Using the listing below, show all lines that hold the word "user".
'''
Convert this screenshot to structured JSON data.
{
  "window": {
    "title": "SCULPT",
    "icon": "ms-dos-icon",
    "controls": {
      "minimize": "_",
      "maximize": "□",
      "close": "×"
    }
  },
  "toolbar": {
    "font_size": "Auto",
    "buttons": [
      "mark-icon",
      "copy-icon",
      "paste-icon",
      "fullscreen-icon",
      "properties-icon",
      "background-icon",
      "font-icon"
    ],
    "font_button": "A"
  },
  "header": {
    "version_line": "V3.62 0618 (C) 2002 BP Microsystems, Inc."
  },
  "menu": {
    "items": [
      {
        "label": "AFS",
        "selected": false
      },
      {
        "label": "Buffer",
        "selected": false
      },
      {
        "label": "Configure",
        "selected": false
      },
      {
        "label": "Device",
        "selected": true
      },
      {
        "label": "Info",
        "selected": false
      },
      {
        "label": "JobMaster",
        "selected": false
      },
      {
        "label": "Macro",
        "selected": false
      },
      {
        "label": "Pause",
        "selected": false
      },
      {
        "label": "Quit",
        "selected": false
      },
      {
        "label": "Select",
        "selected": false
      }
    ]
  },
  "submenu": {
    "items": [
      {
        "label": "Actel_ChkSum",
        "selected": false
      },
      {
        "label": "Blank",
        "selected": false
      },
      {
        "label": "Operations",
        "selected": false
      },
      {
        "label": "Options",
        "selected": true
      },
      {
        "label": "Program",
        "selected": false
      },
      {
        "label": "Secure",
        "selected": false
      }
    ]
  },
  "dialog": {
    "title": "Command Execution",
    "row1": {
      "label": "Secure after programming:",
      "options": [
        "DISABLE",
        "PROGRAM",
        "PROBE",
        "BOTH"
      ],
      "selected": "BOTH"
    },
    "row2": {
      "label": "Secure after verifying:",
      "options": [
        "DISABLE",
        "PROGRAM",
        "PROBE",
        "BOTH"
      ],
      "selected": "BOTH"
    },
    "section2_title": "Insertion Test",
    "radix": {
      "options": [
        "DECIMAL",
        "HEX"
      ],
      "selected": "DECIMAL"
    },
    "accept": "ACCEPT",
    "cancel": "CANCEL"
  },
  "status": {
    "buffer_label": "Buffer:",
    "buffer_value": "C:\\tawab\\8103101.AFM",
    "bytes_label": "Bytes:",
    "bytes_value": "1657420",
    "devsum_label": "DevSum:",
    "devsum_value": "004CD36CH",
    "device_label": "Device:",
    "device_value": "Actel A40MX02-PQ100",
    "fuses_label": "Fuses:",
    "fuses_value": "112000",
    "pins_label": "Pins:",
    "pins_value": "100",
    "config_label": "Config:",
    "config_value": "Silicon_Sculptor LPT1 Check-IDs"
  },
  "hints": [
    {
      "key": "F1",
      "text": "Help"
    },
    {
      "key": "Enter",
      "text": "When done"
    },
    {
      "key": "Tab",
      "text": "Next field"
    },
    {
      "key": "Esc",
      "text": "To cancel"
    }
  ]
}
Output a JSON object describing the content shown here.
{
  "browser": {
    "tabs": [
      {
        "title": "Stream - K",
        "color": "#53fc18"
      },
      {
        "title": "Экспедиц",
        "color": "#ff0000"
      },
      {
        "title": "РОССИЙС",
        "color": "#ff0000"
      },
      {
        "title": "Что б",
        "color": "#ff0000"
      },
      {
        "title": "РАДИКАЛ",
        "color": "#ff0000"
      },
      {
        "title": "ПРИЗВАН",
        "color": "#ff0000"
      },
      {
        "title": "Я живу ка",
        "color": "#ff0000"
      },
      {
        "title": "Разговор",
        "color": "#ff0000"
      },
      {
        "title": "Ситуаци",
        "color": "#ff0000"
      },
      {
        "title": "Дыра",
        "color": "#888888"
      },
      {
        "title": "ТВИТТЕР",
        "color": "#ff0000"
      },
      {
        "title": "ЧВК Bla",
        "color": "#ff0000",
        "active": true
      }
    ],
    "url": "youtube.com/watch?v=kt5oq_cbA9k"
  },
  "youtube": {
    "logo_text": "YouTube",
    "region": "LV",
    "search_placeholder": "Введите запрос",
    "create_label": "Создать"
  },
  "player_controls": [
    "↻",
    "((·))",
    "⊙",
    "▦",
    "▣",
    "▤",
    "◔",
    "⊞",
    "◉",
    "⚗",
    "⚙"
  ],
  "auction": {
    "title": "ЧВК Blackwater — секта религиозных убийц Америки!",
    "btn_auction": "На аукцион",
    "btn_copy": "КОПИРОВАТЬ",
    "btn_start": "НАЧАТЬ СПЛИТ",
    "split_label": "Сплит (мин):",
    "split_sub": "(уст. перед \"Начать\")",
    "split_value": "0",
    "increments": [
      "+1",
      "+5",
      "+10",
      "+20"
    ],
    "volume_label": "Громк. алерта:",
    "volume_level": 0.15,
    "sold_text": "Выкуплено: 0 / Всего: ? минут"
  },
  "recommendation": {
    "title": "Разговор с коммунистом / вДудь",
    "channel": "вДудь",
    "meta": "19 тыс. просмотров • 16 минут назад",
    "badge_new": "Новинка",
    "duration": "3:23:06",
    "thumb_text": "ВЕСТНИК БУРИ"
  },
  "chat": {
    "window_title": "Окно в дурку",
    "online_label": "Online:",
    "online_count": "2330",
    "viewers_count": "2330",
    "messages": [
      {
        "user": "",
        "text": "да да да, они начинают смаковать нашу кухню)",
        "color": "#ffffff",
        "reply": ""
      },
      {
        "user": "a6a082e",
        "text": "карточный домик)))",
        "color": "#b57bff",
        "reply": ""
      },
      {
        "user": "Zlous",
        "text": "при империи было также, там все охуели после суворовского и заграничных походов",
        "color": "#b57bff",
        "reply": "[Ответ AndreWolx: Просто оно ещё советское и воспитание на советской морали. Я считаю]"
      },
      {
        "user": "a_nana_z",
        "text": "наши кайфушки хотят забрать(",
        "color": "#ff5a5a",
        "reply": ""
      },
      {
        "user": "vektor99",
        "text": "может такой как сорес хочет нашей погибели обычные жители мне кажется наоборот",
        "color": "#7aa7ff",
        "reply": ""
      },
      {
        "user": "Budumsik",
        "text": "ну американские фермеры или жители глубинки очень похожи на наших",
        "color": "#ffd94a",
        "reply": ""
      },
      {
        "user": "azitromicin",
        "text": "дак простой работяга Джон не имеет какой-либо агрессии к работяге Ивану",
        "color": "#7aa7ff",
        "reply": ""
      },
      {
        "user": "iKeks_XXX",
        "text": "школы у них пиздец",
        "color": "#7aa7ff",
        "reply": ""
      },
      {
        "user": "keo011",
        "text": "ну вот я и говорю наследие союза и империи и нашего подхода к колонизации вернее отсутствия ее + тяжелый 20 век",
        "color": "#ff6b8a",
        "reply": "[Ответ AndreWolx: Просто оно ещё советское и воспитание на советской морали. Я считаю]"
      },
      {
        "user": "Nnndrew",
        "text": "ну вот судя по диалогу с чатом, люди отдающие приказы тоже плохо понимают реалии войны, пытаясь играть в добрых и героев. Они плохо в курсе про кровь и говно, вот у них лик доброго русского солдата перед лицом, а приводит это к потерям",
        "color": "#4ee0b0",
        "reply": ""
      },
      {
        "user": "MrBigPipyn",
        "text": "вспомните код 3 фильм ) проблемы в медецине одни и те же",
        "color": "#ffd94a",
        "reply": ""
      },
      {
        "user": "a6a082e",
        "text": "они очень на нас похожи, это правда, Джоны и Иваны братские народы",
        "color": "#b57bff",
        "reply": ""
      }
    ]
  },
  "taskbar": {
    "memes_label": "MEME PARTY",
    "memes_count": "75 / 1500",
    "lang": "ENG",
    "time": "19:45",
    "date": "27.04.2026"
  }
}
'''
**OUTPUT OF THE EXERCISE**
        "user": "",
        "user": "a6a082e",
        "user": "Zlous",
        "user": "a_nana_z",
        "user": "vektor99",
        "user": "Budumsik",
        "user": "azitromicin",
        "user": "iKeks_XXX",
        "user": "keo011",
        "user": "Nnndrew",
        "user": "MrBigPipyn",
        "user": "a6a082e",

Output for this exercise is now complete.